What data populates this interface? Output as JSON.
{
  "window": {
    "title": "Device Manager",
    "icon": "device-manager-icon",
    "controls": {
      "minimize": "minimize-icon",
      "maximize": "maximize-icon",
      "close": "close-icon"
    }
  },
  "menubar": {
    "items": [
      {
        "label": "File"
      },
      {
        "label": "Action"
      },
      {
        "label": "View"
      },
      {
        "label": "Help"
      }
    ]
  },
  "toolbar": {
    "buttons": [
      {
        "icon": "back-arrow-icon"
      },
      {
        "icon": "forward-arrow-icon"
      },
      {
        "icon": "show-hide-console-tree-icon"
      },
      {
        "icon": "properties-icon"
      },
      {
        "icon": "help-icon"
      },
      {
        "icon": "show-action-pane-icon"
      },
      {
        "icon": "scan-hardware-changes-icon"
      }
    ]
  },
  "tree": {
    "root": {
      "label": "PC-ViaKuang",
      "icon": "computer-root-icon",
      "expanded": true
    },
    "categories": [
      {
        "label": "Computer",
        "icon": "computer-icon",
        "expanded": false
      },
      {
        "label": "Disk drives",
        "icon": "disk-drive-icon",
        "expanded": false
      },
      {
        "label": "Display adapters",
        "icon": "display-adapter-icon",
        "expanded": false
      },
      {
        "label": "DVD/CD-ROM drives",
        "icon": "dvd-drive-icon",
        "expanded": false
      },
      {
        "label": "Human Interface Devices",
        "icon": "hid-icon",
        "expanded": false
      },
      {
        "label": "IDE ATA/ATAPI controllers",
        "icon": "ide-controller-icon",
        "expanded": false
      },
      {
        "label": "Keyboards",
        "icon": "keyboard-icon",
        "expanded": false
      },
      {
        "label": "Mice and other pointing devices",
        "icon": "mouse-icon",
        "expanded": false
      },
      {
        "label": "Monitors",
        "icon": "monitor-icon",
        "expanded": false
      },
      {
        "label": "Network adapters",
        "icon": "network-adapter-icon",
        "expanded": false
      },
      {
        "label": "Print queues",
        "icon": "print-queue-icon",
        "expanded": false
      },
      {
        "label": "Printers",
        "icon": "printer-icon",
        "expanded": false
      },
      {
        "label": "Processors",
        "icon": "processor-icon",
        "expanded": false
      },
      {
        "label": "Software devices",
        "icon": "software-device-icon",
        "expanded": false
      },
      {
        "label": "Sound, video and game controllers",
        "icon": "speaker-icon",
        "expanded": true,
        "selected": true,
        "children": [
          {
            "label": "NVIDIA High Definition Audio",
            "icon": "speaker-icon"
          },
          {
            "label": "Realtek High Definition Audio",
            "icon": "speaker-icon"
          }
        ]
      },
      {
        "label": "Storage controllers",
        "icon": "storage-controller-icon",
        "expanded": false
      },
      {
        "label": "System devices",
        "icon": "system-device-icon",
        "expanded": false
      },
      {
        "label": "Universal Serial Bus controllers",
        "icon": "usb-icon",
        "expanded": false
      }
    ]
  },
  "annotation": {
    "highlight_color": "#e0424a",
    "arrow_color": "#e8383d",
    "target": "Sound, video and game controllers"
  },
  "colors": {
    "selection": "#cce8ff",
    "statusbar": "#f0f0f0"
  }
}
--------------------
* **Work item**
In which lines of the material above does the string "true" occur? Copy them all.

* **Result of this exercise**
      "expanded": true
        "expanded": true,
        "selected": true,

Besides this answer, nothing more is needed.